Could News Corp board face Caremark liability? – ProfessorBainbridge.com
You’ll recall from our earlier coverage that News Corp reincorporated in Delaware a few years ago, so any corporate law claims arising out of the scandal will be subject to Delaware law.
It was reported back in 2011 that shareholders had already filed derivative suits claiming that News Corps’ board had breached fiduciary duties to shareholders by failing to prevent the phone hacking scandal:
News Corp shareholders have alleged that company directors were aware of the extent of the phone hacking in Britain, which resulted in last month’s closing of the 168-year-old News of the World newspaper, or turned a blind eye to it.
They say Murdoch’s alleged control over the board in part may explain the directors’ inattention or reticence to act.
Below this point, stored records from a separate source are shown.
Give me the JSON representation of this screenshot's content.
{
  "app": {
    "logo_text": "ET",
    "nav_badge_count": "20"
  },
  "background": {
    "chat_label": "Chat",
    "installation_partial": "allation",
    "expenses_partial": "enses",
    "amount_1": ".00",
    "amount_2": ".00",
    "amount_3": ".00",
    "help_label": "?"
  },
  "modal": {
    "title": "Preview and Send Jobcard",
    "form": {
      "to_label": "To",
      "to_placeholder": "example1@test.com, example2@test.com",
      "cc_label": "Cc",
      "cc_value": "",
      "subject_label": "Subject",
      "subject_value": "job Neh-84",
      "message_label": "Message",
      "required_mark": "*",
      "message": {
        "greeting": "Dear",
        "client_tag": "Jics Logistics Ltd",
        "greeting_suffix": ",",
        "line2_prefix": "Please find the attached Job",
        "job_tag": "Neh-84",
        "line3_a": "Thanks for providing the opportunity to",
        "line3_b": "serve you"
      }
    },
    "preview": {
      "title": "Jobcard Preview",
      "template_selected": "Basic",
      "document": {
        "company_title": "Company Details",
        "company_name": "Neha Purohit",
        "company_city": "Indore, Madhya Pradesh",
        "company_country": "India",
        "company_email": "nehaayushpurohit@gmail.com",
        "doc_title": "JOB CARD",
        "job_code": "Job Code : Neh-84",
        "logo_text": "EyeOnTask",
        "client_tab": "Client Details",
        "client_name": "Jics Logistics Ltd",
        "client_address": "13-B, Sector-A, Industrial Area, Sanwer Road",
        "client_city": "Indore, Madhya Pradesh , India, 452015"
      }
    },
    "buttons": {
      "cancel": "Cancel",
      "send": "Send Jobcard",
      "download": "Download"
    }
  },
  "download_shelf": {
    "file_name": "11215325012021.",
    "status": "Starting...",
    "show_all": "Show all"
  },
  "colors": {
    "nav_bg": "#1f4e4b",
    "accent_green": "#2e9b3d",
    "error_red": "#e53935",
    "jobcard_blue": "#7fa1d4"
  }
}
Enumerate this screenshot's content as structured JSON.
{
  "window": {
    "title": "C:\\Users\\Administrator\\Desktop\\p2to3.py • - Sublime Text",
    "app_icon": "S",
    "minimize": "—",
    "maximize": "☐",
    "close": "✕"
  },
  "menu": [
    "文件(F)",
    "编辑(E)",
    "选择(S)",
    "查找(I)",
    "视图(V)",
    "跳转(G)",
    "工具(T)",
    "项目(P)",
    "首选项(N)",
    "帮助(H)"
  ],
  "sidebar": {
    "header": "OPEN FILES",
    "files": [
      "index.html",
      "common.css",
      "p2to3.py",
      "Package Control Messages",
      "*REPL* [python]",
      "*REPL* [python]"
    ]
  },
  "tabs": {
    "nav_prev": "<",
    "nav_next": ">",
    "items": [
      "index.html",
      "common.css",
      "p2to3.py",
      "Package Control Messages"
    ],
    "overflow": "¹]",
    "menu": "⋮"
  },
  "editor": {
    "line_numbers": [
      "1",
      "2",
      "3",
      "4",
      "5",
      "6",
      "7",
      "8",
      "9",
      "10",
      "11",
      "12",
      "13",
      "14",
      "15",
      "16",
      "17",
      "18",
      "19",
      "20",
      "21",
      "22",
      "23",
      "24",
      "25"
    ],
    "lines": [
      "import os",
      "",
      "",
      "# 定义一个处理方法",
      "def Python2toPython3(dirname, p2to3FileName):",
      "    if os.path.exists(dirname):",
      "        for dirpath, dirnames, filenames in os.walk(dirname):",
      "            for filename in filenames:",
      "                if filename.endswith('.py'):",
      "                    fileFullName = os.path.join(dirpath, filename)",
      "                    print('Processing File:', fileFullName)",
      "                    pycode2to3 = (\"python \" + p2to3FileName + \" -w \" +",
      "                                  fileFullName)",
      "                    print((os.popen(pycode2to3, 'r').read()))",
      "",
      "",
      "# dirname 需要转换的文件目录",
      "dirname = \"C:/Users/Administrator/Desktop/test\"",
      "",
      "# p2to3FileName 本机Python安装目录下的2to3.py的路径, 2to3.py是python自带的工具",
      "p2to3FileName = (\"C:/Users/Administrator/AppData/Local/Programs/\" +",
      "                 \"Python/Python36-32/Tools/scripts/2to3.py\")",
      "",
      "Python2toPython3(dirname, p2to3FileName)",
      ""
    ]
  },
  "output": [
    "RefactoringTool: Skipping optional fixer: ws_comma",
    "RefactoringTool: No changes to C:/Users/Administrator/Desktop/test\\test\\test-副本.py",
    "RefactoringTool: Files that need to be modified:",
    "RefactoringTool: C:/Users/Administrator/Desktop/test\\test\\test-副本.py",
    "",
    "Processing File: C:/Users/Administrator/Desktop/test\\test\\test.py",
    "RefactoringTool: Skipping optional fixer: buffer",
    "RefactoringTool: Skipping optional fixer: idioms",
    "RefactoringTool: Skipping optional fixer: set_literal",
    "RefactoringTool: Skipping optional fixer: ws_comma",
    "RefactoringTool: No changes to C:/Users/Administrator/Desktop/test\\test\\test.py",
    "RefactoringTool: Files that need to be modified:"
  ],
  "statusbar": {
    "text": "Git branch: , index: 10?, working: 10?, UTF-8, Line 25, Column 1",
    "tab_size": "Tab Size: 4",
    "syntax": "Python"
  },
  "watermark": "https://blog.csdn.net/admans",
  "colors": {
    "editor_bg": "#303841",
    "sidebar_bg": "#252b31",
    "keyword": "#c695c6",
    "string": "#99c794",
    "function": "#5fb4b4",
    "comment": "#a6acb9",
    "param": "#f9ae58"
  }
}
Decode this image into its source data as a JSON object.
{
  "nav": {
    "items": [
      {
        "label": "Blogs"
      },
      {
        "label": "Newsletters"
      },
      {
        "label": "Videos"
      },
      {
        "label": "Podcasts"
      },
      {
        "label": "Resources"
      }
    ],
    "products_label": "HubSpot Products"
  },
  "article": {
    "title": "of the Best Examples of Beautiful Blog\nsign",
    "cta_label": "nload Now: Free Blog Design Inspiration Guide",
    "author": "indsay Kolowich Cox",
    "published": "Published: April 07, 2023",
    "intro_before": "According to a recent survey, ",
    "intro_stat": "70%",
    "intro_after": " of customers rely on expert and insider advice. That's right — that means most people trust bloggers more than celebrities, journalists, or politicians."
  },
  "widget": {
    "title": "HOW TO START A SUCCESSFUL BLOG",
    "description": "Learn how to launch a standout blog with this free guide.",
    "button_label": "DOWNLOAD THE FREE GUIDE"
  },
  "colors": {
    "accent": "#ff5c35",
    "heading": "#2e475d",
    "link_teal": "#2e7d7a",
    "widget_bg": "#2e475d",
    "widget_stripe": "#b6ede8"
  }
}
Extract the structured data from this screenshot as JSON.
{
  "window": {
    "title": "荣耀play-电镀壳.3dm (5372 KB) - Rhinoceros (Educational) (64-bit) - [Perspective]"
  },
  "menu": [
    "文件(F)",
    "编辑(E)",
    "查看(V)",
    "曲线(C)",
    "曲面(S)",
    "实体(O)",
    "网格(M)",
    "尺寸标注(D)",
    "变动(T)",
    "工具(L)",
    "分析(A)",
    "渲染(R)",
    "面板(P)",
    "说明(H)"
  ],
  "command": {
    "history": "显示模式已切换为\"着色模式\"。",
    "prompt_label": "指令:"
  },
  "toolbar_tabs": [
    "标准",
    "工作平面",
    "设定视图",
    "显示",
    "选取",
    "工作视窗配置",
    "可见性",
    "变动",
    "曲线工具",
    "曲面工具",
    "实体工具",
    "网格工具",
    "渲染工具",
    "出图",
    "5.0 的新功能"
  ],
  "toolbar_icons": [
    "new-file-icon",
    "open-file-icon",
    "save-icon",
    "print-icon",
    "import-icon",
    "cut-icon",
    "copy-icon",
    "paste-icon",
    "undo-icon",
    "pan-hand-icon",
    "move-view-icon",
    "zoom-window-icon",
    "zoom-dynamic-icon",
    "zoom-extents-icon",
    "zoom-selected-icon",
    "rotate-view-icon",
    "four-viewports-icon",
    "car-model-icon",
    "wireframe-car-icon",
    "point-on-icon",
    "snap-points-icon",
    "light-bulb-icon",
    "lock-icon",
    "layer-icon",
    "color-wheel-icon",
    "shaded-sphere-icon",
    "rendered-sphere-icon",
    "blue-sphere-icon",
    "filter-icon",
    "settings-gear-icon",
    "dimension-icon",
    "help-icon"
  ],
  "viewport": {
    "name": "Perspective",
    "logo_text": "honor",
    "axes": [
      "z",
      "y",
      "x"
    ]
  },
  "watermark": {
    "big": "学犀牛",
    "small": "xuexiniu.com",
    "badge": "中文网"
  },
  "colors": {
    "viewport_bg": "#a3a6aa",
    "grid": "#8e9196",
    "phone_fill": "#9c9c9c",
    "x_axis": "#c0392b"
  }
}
According to the complaints, the scandal has cost News Corp, forcing it to abandon its bid to take full control of pay-TV company British Sky Broadcasting Plc (BSY.L), and opening it up to investigations including an FBI probe.
So far, at least three lawsuits have been filed in Manhattan federal court and one in Delaware Chancery Court.
Various commentators opined at the time that the lawsuits were a longshot. Which is probably right, but let’s revisit the question in light of what we know now.
Since the Caremark decision the board of directors of a Delaware corporation has had a duty to ensure that appropriate “information and reporting systems” are in place to provide the board and top management with “timely and accurate information.” Accordingly, the board of directors’ duty to be attentive to the business of the corporation “includes a duty to attempt in good faith to assure that a corporate information and reporting system, which the board concludes is adequate, exists, and that failure to do so under some circumstances may, in theory at least, render a director liable for losses caused by non-compliance with applicable legal standards.” (In re Caremark Intern. Inc. Derivative Litigation, 698 A.2d 959, 970 (Del. Ch. 1996).)
Failure to ensure that internal controls were in place to prevent corporate employees from breaking the law in conducting the corporation’s affairs is a basic Caremark violation. See In re Citigroup Inc. Shareholder Litig., 2009 WL 481906 at 10 (Del. Ch. 2009) (“In a typical Caremark case, plaintiffs argue that the defendants are liable for damages that arise from a failure to properly monitor or oversee employee misconduct or violations of law.”).
A Caremark claim can be prosecuted on any or all of three theories. First, plaintiff can argue the directors were interested in the relevant subject matter or were not independent of persons with such an interest. Here, News Corp may have problems. As an earlier Guardian article detailed, “News Corp’s ‘independent’ directors have strong links to Rupert Murdoch.” And as the Economist opined in late 2011:
Today only a handful of big firms have the sort of board that seems hand-picked to be loyal to the boss, chief among them being News Corporation, says Paul Hodgson of GMI, a corporate-governance ratings firm. Mr Hodgson describes recent changes to News Corporation’s board as “cosmetic” and points to an unusually large number of directors who are corporate insiders and thus likely to be loyal to the chief executive, Rupert Murdoch.